- **Work order**: Each entry below should be printed exactly, with every image left out.

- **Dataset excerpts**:
----
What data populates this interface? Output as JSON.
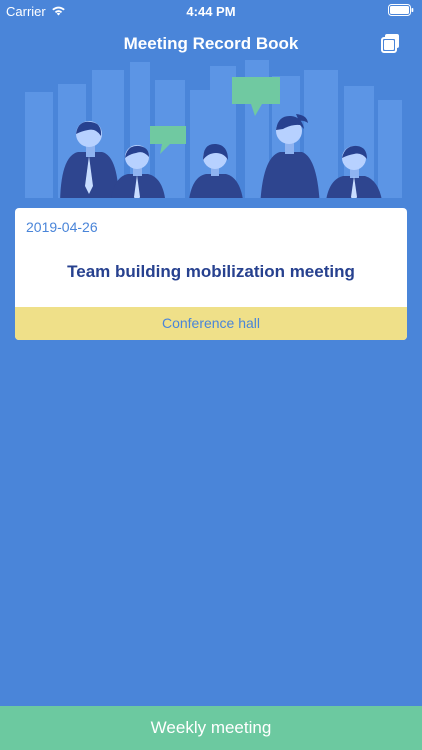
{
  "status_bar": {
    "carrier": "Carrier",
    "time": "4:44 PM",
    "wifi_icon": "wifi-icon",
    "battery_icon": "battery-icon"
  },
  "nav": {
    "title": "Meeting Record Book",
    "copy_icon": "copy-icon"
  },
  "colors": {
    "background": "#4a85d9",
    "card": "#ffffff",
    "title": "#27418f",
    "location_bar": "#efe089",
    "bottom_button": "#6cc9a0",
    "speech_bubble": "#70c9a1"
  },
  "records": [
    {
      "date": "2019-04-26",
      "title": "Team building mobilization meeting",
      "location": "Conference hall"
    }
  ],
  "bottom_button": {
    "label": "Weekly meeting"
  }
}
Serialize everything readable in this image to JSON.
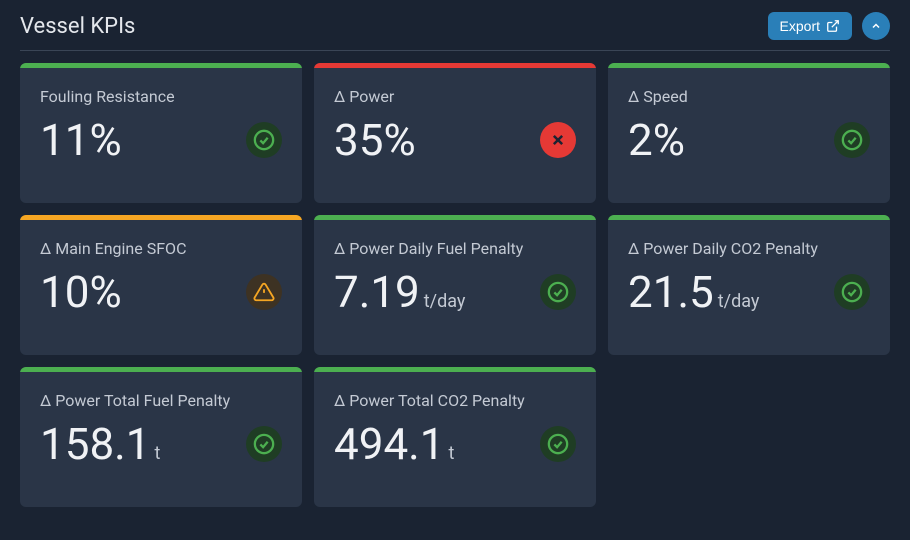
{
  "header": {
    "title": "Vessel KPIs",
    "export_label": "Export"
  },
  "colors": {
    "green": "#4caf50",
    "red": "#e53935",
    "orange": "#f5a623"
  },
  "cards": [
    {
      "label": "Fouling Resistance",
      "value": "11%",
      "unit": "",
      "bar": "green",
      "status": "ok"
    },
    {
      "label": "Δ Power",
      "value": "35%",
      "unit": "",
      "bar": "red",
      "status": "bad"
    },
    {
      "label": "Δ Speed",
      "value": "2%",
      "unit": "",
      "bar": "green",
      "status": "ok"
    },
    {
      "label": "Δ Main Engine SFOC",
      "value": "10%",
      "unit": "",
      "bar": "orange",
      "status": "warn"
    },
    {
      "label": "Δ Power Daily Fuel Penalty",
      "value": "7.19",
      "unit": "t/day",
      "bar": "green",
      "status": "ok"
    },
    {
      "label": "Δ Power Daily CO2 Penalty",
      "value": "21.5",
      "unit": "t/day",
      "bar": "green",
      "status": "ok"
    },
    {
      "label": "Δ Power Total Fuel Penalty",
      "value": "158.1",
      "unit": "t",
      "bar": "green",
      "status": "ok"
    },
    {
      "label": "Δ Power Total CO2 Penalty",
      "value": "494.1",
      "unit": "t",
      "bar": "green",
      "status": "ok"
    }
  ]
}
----
- **Exercise solution**:
What data populates this interface? Output as JSON.
{
  "status_bar": {
    "carrier": "Carrier",
    "time": "4:44 PM",
    "wifi_icon": "wifi-icon",
    "battery_icon": "battery-icon"
  },
  "nav": {
    "title": "Meeting Record Book",
    "copy_icon": "copy-icon"
  },
  "colors": {
    "background": "#4a85d9",
    "card": "#ffffff",
    "title": "#27418f",
    "location_bar": "#efe089",
    "bottom_button": "#6cc9a0",
    "speech_bubble": "#70c9a1"
  },
  "records": [
    {
      "date": "2019-04-26",
      "title": "Team building mobilization meeting",
      "location": "Conference hall"
    }
  ],
  "bottom_button": {
    "label": "Weekly meeting"
  }
}
Serialize everything readable in this image to JSON.
{
  "header": {
    "title": "Vessel KPIs",
    "export_label": "Export"
  },
  "colors": {
    "green": "#4caf50",
    "red": "#e53935",
    "orange": "#f5a623"
  },
  "cards": [
    {
      "label": "Fouling Resistance",
      "value": "11%",
      "unit": "",
      "bar": "green",
      "status": "ok"
    },
    {
      "label": "Δ Power",
      "value": "35%",
      "unit": "",
      "bar": "red",
      "status": "bad"
    },
    {
      "label": "Δ Speed",
      "value": "2%",
      "unit": "",
      "bar": "green",
      "status": "ok"
    },
    {
      "label": "Δ Main Engine SFOC",
      "value": "10%",
      "unit": "",
      "bar": "orange",
      "status": "warn"
    },
    {
      "label": "Δ Power Daily Fuel Penalty",
      "value": "7.19",
      "unit": "t/day",
      "bar": "green",
      "status": "ok"
    },
    {
      "label": "Δ Power Daily CO2 Penalty",
      "value": "21.5",
      "unit": "t/day",
      "bar": "green",
      "status": "ok"
    },
    {
      "label": "Δ Power Total Fuel Penalty",
      "value": "158.1",
      "unit": "t",
      "bar": "green",
      "status": "ok"
    },
    {
      "label": "Δ Power Total CO2 Penalty",
      "value": "494.1",
      "unit": "t",
      "bar": "green",
      "status": "ok"
    }
  ]
}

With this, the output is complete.